|tribes of NE India.chitarkont.blogspot.in|
In the 19th century more and more tribes were used on the tea, coffee plantations, coal mines and cocoon rearing (silk). It was exploitation all the way from money lenders to contractors. There were restrictions on their tribal practices. They had to work overtime and pay taxes. Caught between the devil and deep sea the tribes protested against them to free themselves off their claws.
They began to take away their additional unexplored lands for highly profitable tea, coffee plantations to increase export processed tea and coffee overseas, in addition, they badly needed wood - timber for railway coaches, sleepers, etc. To solve the labor problem the British devised an ingenious plan by which they allowed the tribes to cultivate their crops – Jhum, fruits etc, and hunt in their own alloted areas in return for work with the forest department. One could understand peasants'
|Naga tribes of Nagaland,India.www.onthegotours.com|
In the1930s Verrier Elwin visited the land of the Baigas – a tribal group in
central India. He wanted to know about them – their customs and practices,
their art and folklore. He recorded many songs that lamented the hard
time the Baigas were having under British rule.
''In this land of the English how hard it is to live''
In the village sits the landlord
In the gate sits the Kotwal.

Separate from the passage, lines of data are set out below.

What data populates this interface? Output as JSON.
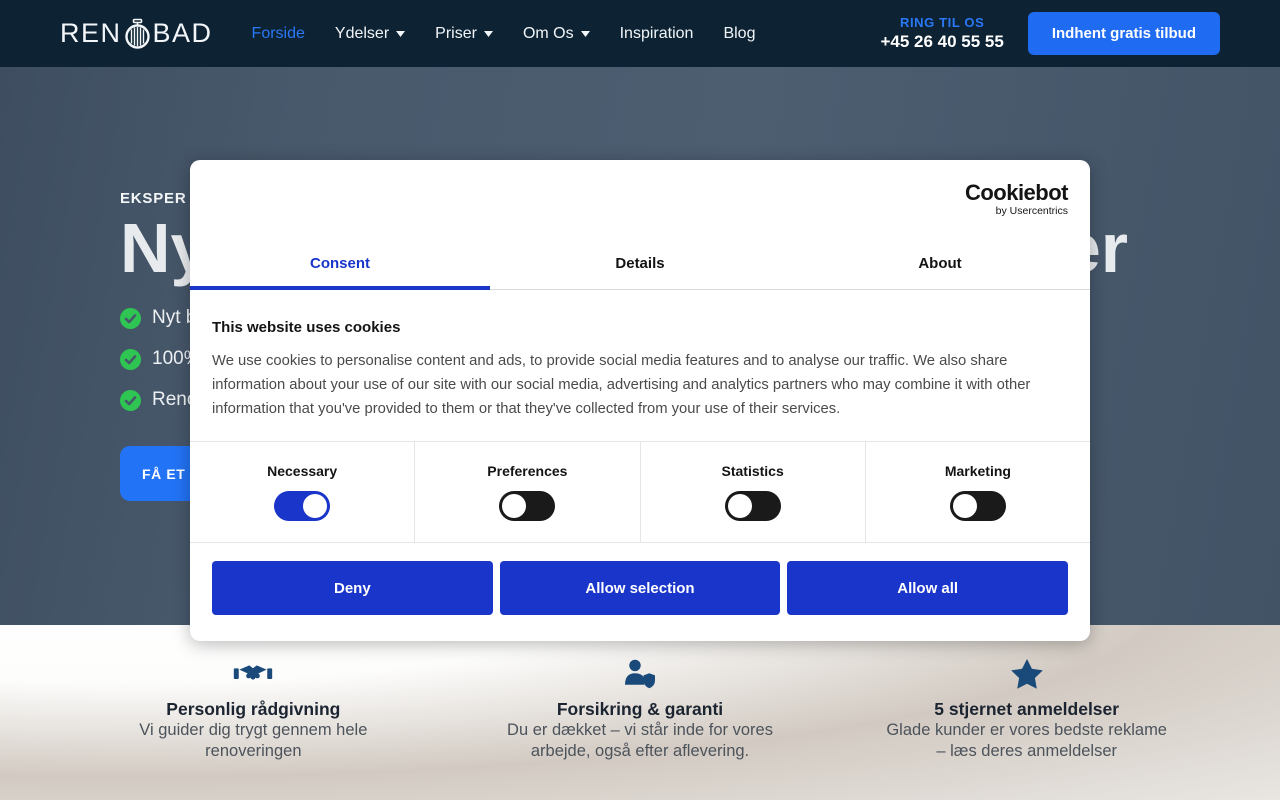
{
  "nav": {
    "logo_left": "REN",
    "logo_right": "BAD",
    "items": [
      {
        "label": "Forside",
        "active": true,
        "caret": false
      },
      {
        "label": "Ydelser",
        "active": false,
        "caret": true
      },
      {
        "label": "Priser",
        "active": false,
        "caret": true
      },
      {
        "label": "Om Os",
        "active": false,
        "caret": true
      },
      {
        "label": "Inspiration",
        "active": false,
        "caret": false
      },
      {
        "label": "Blog",
        "active": false,
        "caret": false
      }
    ],
    "call_label": "RING TIL OS",
    "phone": "+45 26 40 55 55",
    "cta_label": "Indhent gratis tilbud"
  },
  "hero": {
    "eyebrow_visible": "EKSPER",
    "heading_visible_start": "Ny",
    "heading_visible_end": "er",
    "checklist_visible": [
      {
        "text": "Nyt b"
      },
      {
        "text": "100%"
      },
      {
        "text": "Reno"
      }
    ],
    "cta_visible": "FÅ ET"
  },
  "cookie_dialog": {
    "brand": "Cookiebot",
    "brand_byline": "by Usercentrics",
    "tabs": [
      {
        "label": "Consent",
        "active": true
      },
      {
        "label": "Details",
        "active": false
      },
      {
        "label": "About",
        "active": false
      }
    ],
    "heading": "This website uses cookies",
    "description": "We use cookies to personalise content and ads, to provide social media features and to analyse our traffic. We also share information about your use of our site with our social media, advertising and analytics partners who may combine it with other information that you've provided to them or that they've collected from your use of their services.",
    "categories": [
      {
        "label": "Necessary",
        "enabled": true
      },
      {
        "label": "Preferences",
        "enabled": false
      },
      {
        "label": "Statistics",
        "enabled": false
      },
      {
        "label": "Marketing",
        "enabled": false
      }
    ],
    "buttons": [
      {
        "label": "Deny"
      },
      {
        "label": "Allow selection"
      },
      {
        "label": "Allow all"
      }
    ]
  },
  "features": [
    {
      "icon": "handshake-icon",
      "title": "Personlig rådgivning",
      "line1": "Vi guider dig trygt gennem hele",
      "line2": "renoveringen"
    },
    {
      "icon": "user-shield-icon",
      "title": "Forsikring & garanti",
      "line1": "Du er dækket – vi står inde for vores",
      "line2": "arbejde, også efter aflevering."
    },
    {
      "icon": "star-icon",
      "title": "5 stjernet anmeldelser",
      "line1": "Glade kunder er vores bedste reklame",
      "line2": "– læs deres anmeldelser"
    }
  ],
  "colors": {
    "nav_bg": "#0D2334",
    "hero_bg": "#47586B",
    "accent_bright_blue": "#2A78F6",
    "cta_blue": "#1F6BF2",
    "dialog_royal_blue": "#1A35C9",
    "toggle_off": "#1A1A1A",
    "success_green": "#2EC552",
    "feature_icon_navy": "#1A4A7A"
  }
}
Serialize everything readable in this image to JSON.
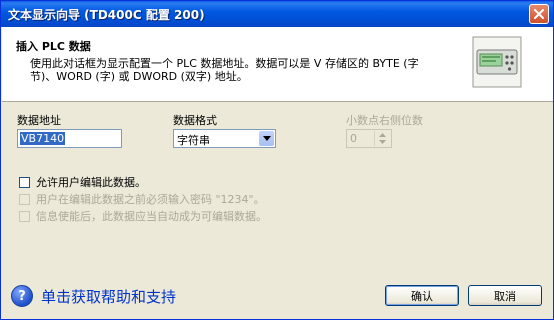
{
  "window": {
    "title": "文本显示向导 (TD400C 配置 200)",
    "close_icon": "close-icon"
  },
  "header": {
    "title": "插入 PLC 数据",
    "description_line1": "使用此对话框为显示配置一个 PLC 数据地址。数据可以是 V 存储区的 BYTE (字",
    "description_line2": "节)、WORD (字) 或 DWORD (双字) 地址。",
    "icon": "td400c-device-icon"
  },
  "fields": {
    "address_label": "数据地址",
    "address_value": "VB7140",
    "format_label": "数据格式",
    "format_value": "字符串",
    "decimals_label": "小数点右侧位数",
    "decimals_value": "0"
  },
  "options": {
    "allow_edit": "允许用户编辑此数据。",
    "require_password": "用户在编辑此数据之前必须输入密码 \"1234\"。",
    "info_enable": "信息使能后，此数据应当自动成为可编辑数据。"
  },
  "footer": {
    "help_text": "单击获取帮助和支持",
    "ok_label": "确认",
    "cancel_label": "取消"
  }
}
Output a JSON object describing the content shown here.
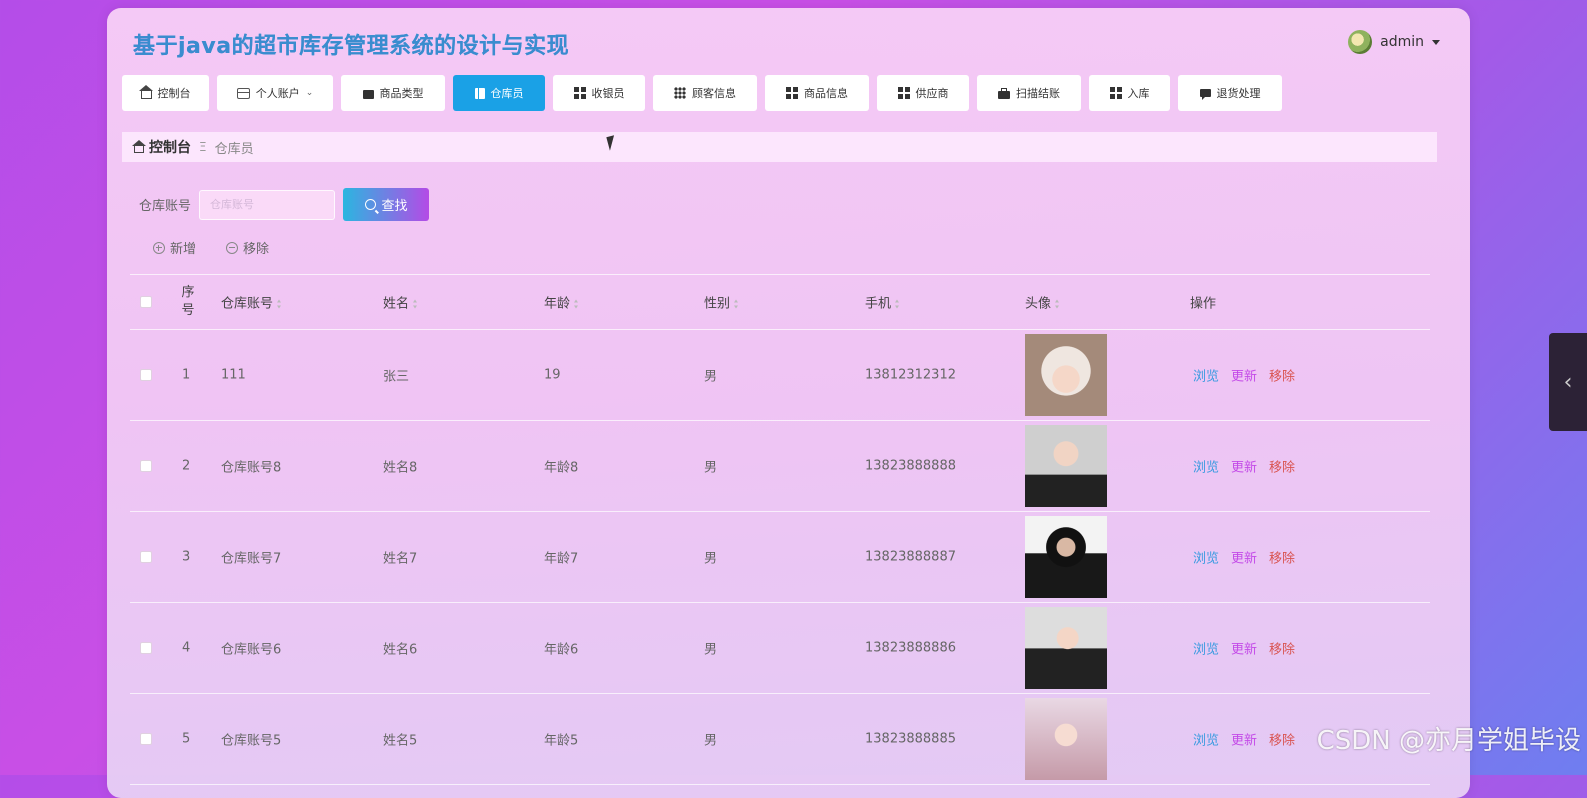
{
  "header": {
    "title": "基于java的超市库存管理系统的设计与实现",
    "user": "admin"
  },
  "nav": [
    {
      "label": "控制台",
      "icon": "home-icon"
    },
    {
      "label": "个人账户",
      "icon": "card-icon"
    },
    {
      "label": "商品类型",
      "icon": "wallet-icon"
    },
    {
      "label": "仓库员",
      "icon": "book-icon"
    },
    {
      "label": "收银员",
      "icon": "grid-icon"
    },
    {
      "label": "顾客信息",
      "icon": "grid9-icon"
    },
    {
      "label": "商品信息",
      "icon": "grid-icon"
    },
    {
      "label": "供应商",
      "icon": "grid-icon"
    },
    {
      "label": "扫描结账",
      "icon": "briefcase-icon"
    },
    {
      "label": "入库",
      "icon": "grid-icon"
    },
    {
      "label": "退货处理",
      "icon": "chat-icon"
    }
  ],
  "breadcrumb": {
    "home": "控制台",
    "separator": "Ξ",
    "current": "仓库员"
  },
  "search": {
    "label": "仓库账号",
    "placeholder": "仓库账号",
    "button": "查找"
  },
  "actions": {
    "add": "新增",
    "remove": "移除"
  },
  "table": {
    "headers": [
      "序号",
      "仓库账号",
      "姓名",
      "年龄",
      "性别",
      "手机",
      "头像",
      "操作"
    ],
    "rows": [
      {
        "no": "1",
        "account": "111",
        "name": "张三",
        "age": "19",
        "gender": "男",
        "phone": "13812312312"
      },
      {
        "no": "2",
        "account": "仓库账号8",
        "name": "姓名8",
        "age": "年龄8",
        "gender": "男",
        "phone": "13823888888"
      },
      {
        "no": "3",
        "account": "仓库账号7",
        "name": "姓名7",
        "age": "年龄7",
        "gender": "男",
        "phone": "13823888887"
      },
      {
        "no": "4",
        "account": "仓库账号6",
        "name": "姓名6",
        "age": "年龄6",
        "gender": "男",
        "phone": "13823888886"
      },
      {
        "no": "5",
        "account": "仓库账号5",
        "name": "姓名5",
        "age": "年龄5",
        "gender": "男",
        "phone": "13823888885"
      }
    ],
    "ops": {
      "view": "浏览",
      "edit": "更新",
      "delete": "移除"
    }
  },
  "watermark": "CSDN @亦月学姐毕设",
  "colors": {
    "active_tab": "#1aa1e6",
    "view": "#3a9be0",
    "edit": "#c44be8",
    "delete": "#d9534f"
  }
}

In the garden sits the Patwari
In the field sits the government
In this land of the English how hard it is to live
To pay cattle tax we have to sell cow
To pay forest tax we have to sell buffalo
.....Over 200 communities were identified by the British as "Criminal tribes" under the Criminal Tribes Act, 1871. The Act was annulled after independence (August 1947) and the communities identified under this legislation were referred to as de-notified, nomadic and semi nomadic tribes ..........
Source: The Hindu